Birds of Dawn

Summer finally vanquished
cool breeze of fall
welcomed
through the bedroom window
a bit chilly
all night
under warm weather sheets.

As the black lightens
into gray,
two distinct chirps
awake me,
sharing news
of the coming sun.

The short cheerful rhythms
help disperse
the darkness
along with my fading slumber.

“It’s a new day,”
they seem to celebrate
and I agree,
though eyes shut again
and breathing slows.

A Play for Rob and Larry

Scene – After clearing spider webs away, a Human is sitting on a dock looking over a suburban lake, drone of Interstate traffic too far away to intrude. Warmth of the summer’s day is gradually dispersed by a Northerly breeze.
Backstory – Two men I have made music with have, or are about to, breathe their last on this plane and no poem or postcard can reach them in their new state.

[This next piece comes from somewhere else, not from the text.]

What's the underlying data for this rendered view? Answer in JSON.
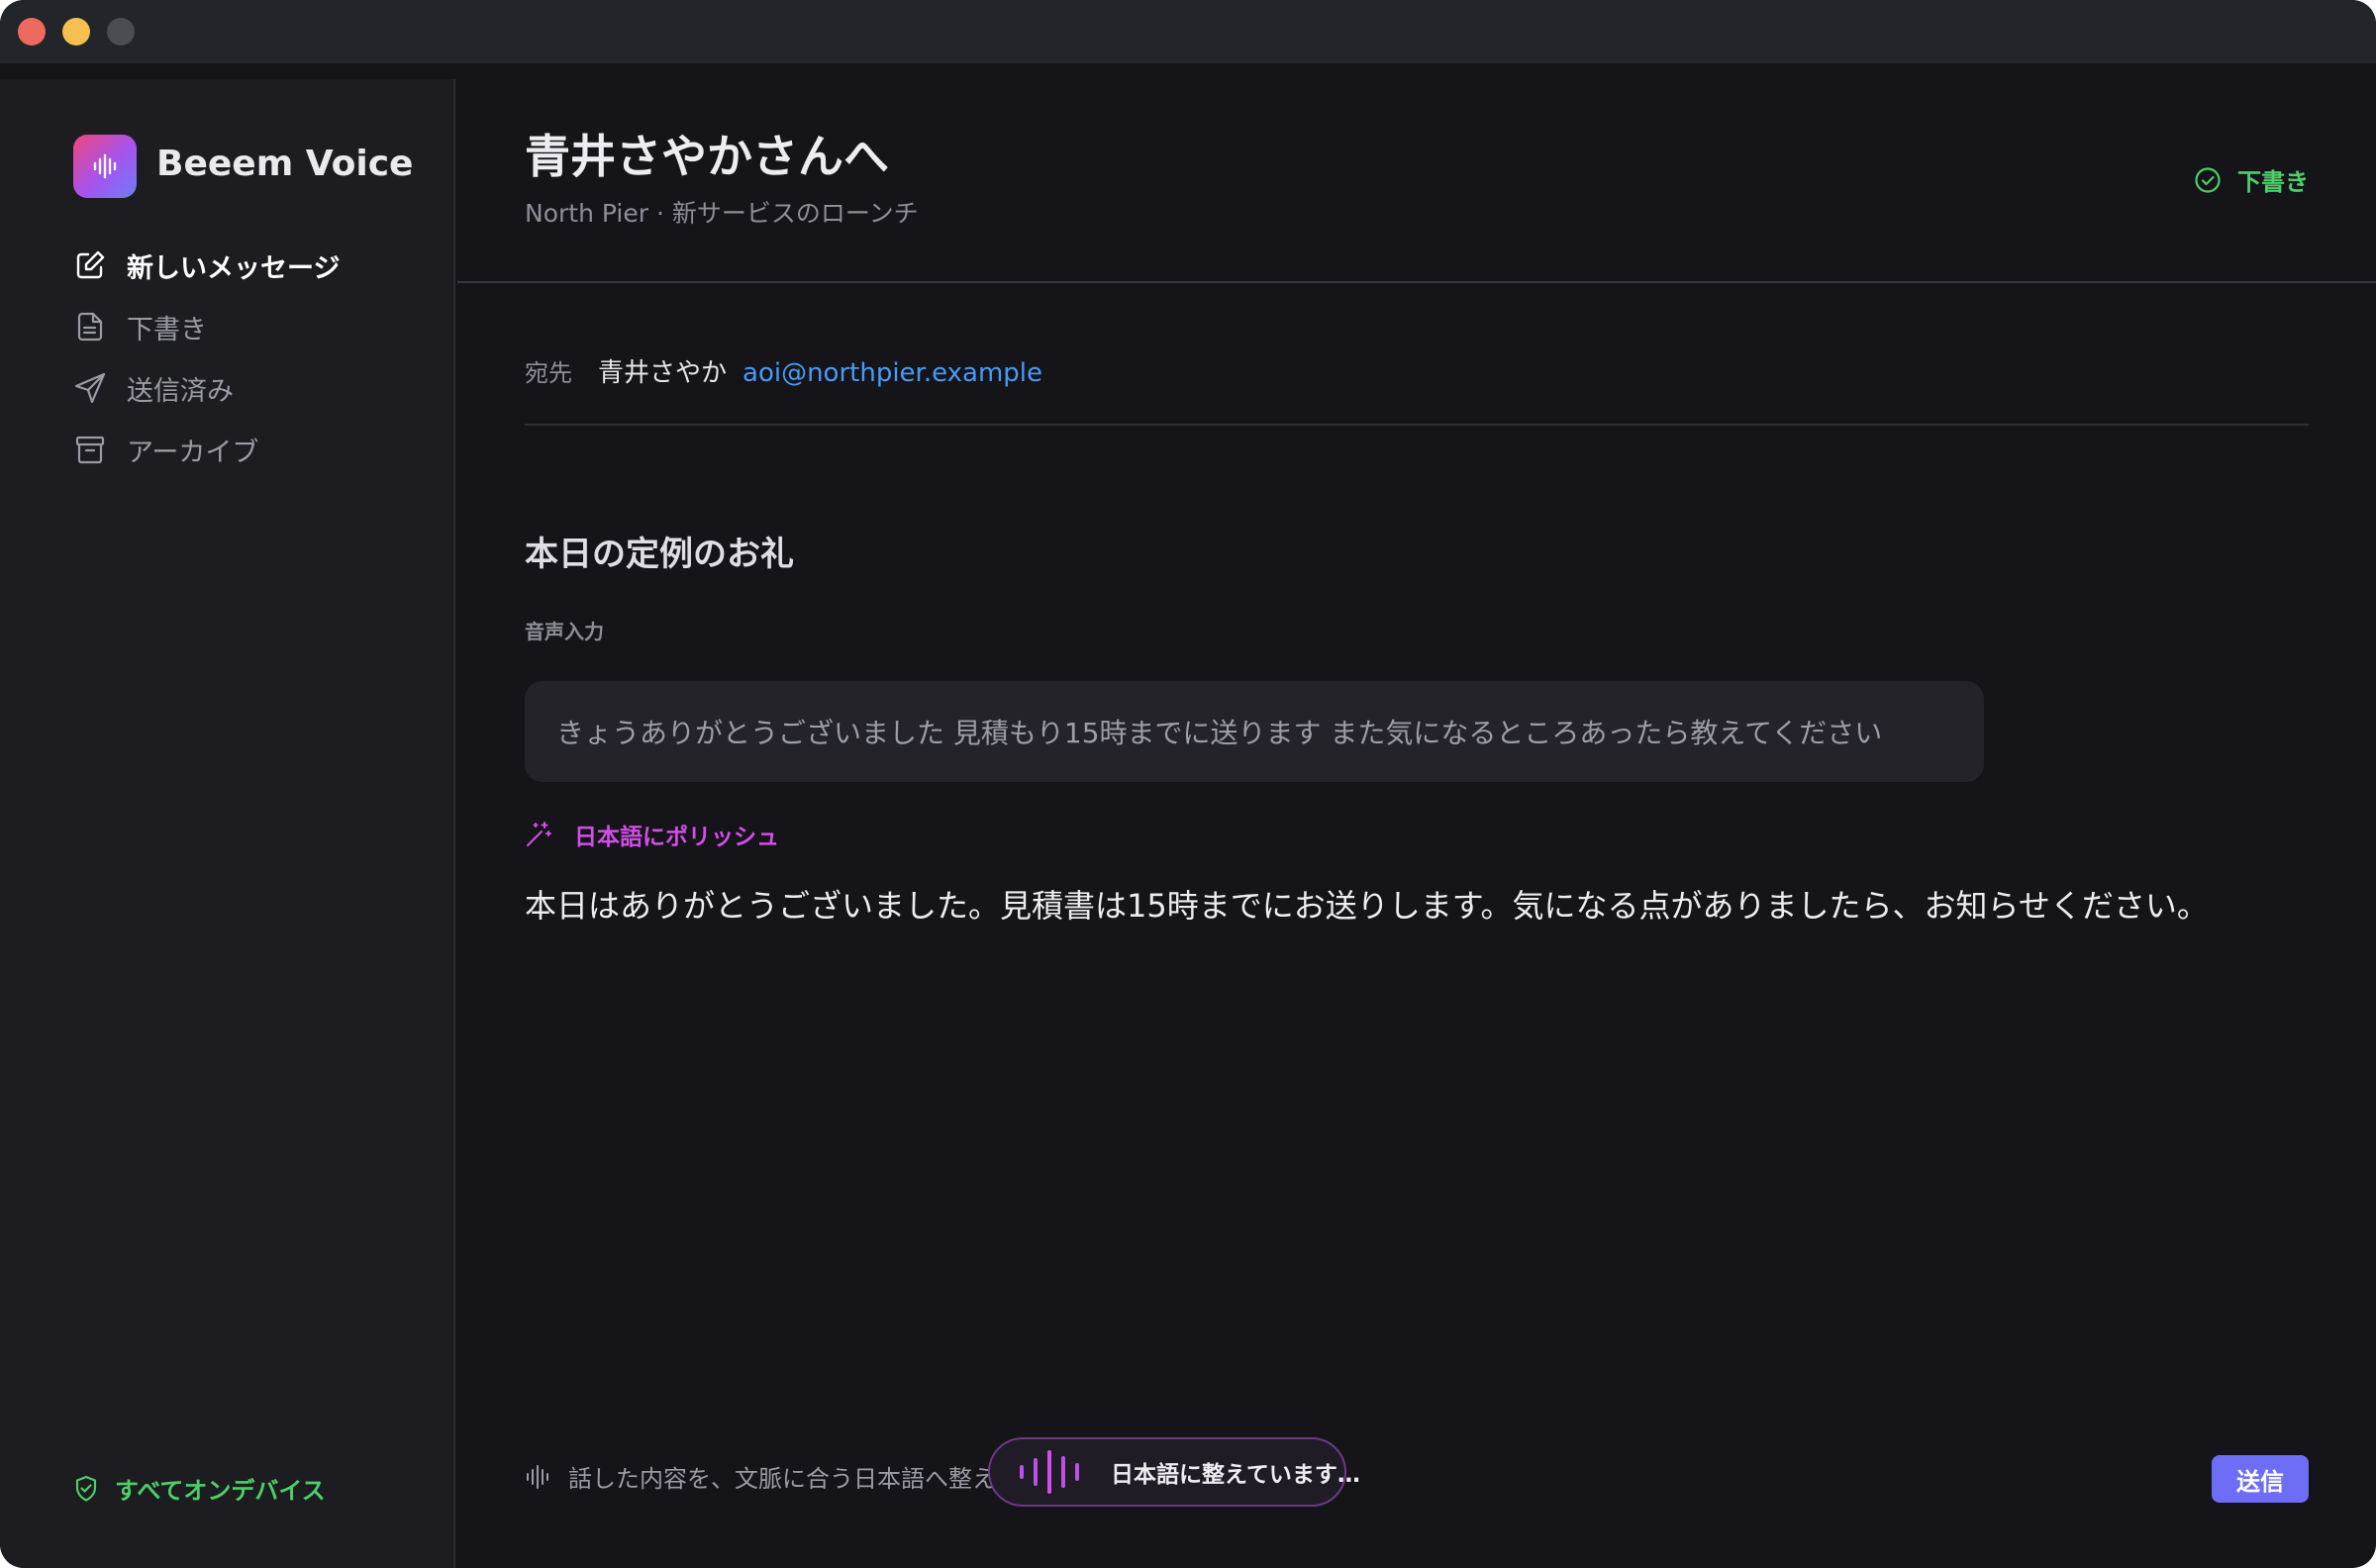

Act (the only and only)
A gentle but insistent wind blows right to left – towards True North.

[Wind] As you cannot see me but only feel my effects, so are you to your departing brothers.

[Silent pause to show blowing of leaves and perhaps a scarf]

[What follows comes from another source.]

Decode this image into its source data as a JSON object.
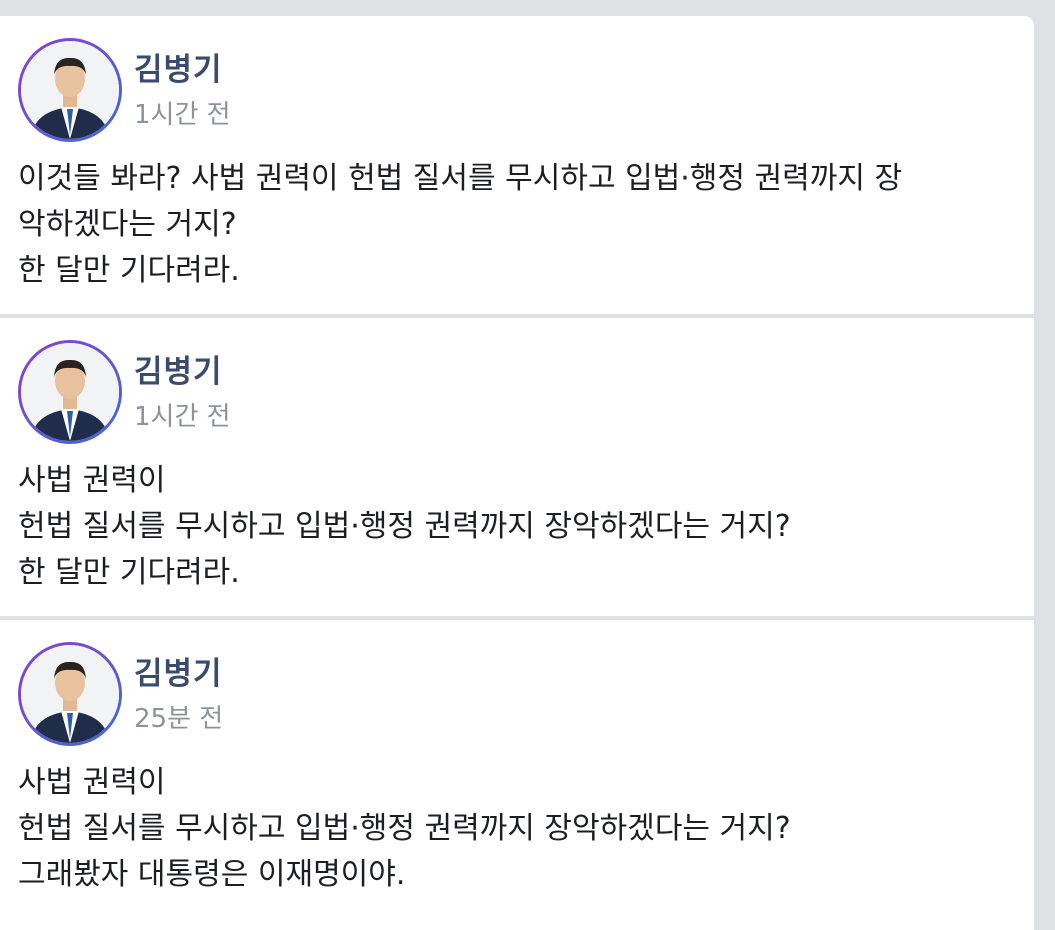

[Lake] Wind, you may ripple my surface, but my secrets have settled to safety in my mud. Many bodies slumber here – turtle, snake, fish, clams and the cremated remains of human friends who have gone on.

[Wind] Only gravity grants you your existence, whereas I am impelled by heat and cold, making currents out of nothing.

[Lake] Ah, as do my currents, but in a slower rhythm within my fluid medium.

[Human, rising to stand] As above, so below.

[Wind increases and ripples march faster across the water]

[Human] Both Wind and Lake are welcome here, and both remind me of just how fleeting this life can be. My fellow travelers once could feel your caresses on their skin, and could sing your praises in their own unique ways. Now, released from their fleshy form, they can caress us as wind, as water, as Spirit, in any moment when we care enough to tune in.

[Offstage, toning begins, imperceptible at first, gets louder as Human looks around for its source.]

[Human, confused at first, looks around for an explanation, something rational. Instead falls into acceptance of the tonal mystery, and, with a contented expression, crouches, perhaps even kneels, on the dock. Then begins to join in the toning, “Om.”]

The volume of the toning gradually gets louder. Human stands, arms slowly rising towards Heaven. Light slowly increases in intensity until the brightness dissolves everything into Oneness. At the peak of brightness, the toning stops, with its echoes reverberating for an extended fade out.
No curtain needed.

Sing On

Sitting alone
in Preservation Hall
such an unexpected gift.
Echoes of jazz men past,
and women like Sweet Emma,
over 50 years of sweat and swing
too many artists to name
and the walls untouched,
an unscrubbed shrine –
stained pegboard,
cracked floor boards,
old tour posters,
original paintings,
the big bass drum
illuminated from within,
as I am,
with letters of soulful legacy
ready to come to life
at a master’s touch.

My reed is wet
with my inner tears
humbled by this moment
before the audience enters
and tonight’s band
takes them
to places
many of them have never been.
A time before rock
and bop
and country
and way before the internet and
television’s hot media
escalated our expectations.

When Jazz was young
this town
was the catalyst
the secret spice
in the gumbo
that made the senses
explode
with awe.
How did this
rhythmic concoction
come to life,
dancing the generations,
and me not notice?

Yet now I sit
in rapt attention
in an empty room
which exists for one purpose only
to preserve the early jazz
born in this city
when 4 string banjo
and clarinet
were essential
and even violin
was still welcome in the band.

My reed
is now dripping wet
and the horn comes
to my lips
with an impossible mission.
How do I even dare
to attempt to play
amongst these echoes,
now fixed in my head?
Because
the urge comes
from deep within
and only I
can play jazz in my own way.

Practice I must.
To woodshed
is to enjoy the heat twice
in private
and on the stage.
This improv is mine,
really it is me,
suddenly encased in tone
and time
and licks
and even I will reverberate
eternally
between these hallowed walls.

My heart,
my soul,
my longing.
Whatever gift
I can honestly offer,
even if my inner critic
erases it all –
this is my expression
in this moment.
And it is true.

a20This poem has helped me digest two events on August 1. In the afternoon, the New Orleans Traditional Jazz Camp took over Preservation Hall, and all the student ensembles got to perform. My group was the first after the break, so I got to sit in one of those old fashioned oak chairs and look out, soaking in the history of that place, knowing that my clarinet was soon going to fill that room. And after dinner, I came back to hear the Preservation Hall Brass Band, and paid extra for a VIP ticket. I was the only taker – the best $30 I have spent in a long time! And I sat alone in there letting the echoes of past jazz players just wash over me.